#### WORK REQUEST
An exact copy of all entries is the expected answer.

Page and application data records:
▽

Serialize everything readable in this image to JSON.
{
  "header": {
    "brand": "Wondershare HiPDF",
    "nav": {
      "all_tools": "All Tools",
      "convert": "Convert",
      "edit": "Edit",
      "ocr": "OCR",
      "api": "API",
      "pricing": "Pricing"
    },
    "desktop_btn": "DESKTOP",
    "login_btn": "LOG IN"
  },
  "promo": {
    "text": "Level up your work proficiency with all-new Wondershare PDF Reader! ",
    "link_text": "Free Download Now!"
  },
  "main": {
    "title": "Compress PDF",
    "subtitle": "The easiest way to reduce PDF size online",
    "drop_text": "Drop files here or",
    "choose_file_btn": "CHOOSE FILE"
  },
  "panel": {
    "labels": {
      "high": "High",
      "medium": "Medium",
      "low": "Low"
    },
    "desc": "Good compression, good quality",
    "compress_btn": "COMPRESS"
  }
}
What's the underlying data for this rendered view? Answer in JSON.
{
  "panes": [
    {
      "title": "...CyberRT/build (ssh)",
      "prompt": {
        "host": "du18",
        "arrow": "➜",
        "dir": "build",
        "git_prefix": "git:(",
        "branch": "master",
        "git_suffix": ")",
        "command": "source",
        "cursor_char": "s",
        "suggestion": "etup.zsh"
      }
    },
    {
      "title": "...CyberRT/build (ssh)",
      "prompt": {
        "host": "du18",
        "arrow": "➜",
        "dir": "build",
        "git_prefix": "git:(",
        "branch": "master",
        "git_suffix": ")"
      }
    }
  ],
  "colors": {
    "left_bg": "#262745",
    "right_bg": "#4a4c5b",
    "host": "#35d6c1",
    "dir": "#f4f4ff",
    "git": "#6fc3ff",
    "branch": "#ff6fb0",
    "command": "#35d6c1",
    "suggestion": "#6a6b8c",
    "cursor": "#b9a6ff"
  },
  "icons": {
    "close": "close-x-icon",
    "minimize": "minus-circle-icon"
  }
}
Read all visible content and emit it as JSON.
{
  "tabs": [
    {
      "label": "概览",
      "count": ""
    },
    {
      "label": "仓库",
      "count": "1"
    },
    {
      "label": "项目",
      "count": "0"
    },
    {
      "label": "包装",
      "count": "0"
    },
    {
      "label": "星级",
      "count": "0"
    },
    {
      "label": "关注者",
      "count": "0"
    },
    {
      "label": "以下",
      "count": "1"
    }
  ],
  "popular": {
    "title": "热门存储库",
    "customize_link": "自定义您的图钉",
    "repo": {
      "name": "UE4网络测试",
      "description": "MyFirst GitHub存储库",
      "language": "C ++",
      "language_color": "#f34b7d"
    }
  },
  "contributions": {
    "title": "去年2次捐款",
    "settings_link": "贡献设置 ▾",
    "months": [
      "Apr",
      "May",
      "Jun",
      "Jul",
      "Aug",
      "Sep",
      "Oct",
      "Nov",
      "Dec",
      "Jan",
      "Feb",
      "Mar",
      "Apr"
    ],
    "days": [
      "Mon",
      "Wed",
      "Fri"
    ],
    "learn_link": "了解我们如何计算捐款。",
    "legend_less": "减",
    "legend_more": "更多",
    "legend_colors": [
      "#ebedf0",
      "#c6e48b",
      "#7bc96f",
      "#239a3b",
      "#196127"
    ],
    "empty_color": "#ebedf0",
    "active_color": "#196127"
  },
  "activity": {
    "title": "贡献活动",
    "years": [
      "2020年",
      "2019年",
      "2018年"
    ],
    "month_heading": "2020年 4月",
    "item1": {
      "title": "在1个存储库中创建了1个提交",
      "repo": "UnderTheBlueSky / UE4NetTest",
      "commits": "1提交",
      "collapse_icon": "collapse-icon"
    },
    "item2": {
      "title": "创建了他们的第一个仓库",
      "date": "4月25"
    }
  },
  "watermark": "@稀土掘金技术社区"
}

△

#### TASK RESULT
Serialize everything readable in this image to JSON.
{
  "header": {
    "brand": "Wondershare HiPDF",
    "nav": {
      "all_tools": "All Tools",
      "convert": "Convert",
      "edit": "Edit",
      "ocr": "OCR",
      "api": "API",
      "pricing": "Pricing"
    },
    "desktop_btn": "DESKTOP",
    "login_btn": "LOG IN"
  },
  "promo": {
    "text": "Level up your work proficiency with all-new Wondershare PDF Reader! ",
    "link_text": "Free Download Now!"
  },
  "main": {
    "title": "Compress PDF",
    "subtitle": "The easiest way to reduce PDF size online",
    "drop_text": "Drop files here or",
    "choose_file_btn": "CHOOSE FILE"
  },
  "panel": {
    "labels": {
      "high": "High",
      "medium": "Medium",
      "low": "Low"
    },
    "desc": "Good compression, good quality",
    "compress_btn": "COMPRESS"
  }
}
What's the underlying data for this rendered view? Answer in JSON.
{
  "panes": [
    {
      "title": "...CyberRT/build (ssh)",
      "prompt": {
        "host": "du18",
        "arrow": "➜",
        "dir": "build",
        "git_prefix": "git:(",
        "branch": "master",
        "git_suffix": ")",
        "command": "source",
        "cursor_char": "s",
        "suggestion": "etup.zsh"
      }
    },
    {
      "title": "...CyberRT/build (ssh)",
      "prompt": {
        "host": "du18",
        "arrow": "➜",
        "dir": "build",
        "git_prefix": "git:(",
        "branch": "master",
        "git_suffix": ")"
      }
    }
  ],
  "colors": {
    "left_bg": "#262745",
    "right_bg": "#4a4c5b",
    "host": "#35d6c1",
    "dir": "#f4f4ff",
    "git": "#6fc3ff",
    "branch": "#ff6fb0",
    "command": "#35d6c1",
    "suggestion": "#6a6b8c",
    "cursor": "#b9a6ff"
  },
  "icons": {
    "close": "close-x-icon",
    "minimize": "minus-circle-icon"
  }
}
Read all visible content and emit it as JSON.
{
  "tabs": [
    {
      "label": "概览",
      "count": ""
    },
    {
      "label": "仓库",
      "count": "1"
    },
    {
      "label": "项目",
      "count": "0"
    },
    {
      "label": "包装",
      "count": "0"
    },
    {
      "label": "星级",
      "count": "0"
    },
    {
      "label": "关注者",
      "count": "0"
    },
    {
      "label": "以下",
      "count": "1"
    }
  ],
  "popular": {
    "title": "热门存储库",
    "customize_link": "自定义您的图钉",
    "repo": {
      "name": "UE4网络测试",
      "description": "MyFirst GitHub存储库",
      "language": "C ++",
      "language_color": "#f34b7d"
    }
  },
  "contributions": {
    "title": "去年2次捐款",
    "settings_link": "贡献设置 ▾",
    "months": [
      "Apr",
      "May",
      "Jun",
      "Jul",
      "Aug",
      "Sep",
      "Oct",
      "Nov",
      "Dec",
      "Jan",
      "Feb",
      "Mar",
      "Apr"
    ],
    "days": [
      "Mon",
      "Wed",
      "Fri"
    ],
    "learn_link": "了解我们如何计算捐款。",
    "legend_less": "减",
    "legend_more": "更多",
    "legend_colors": [
      "#ebedf0",
      "#c6e48b",
      "#7bc96f",
      "#239a3b",
      "#196127"
    ],
    "empty_color": "#ebedf0",
    "active_color": "#196127"
  },
  "activity": {
    "title": "贡献活动",
    "years": [
      "2020年",
      "2019年",
      "2018年"
    ],
    "month_heading": "2020年 4月",
    "item1": {
      "title": "在1个存储库中创建了1个提交",
      "repo": "UnderTheBlueSky / UE4NetTest",
      "commits": "1提交",
      "collapse_icon": "collapse-icon"
    },
    "item2": {
      "title": "创建了他们的第一个仓库",
      "date": "4月25"
    }
  },
  "watermark": "@稀土掘金技术社区"
}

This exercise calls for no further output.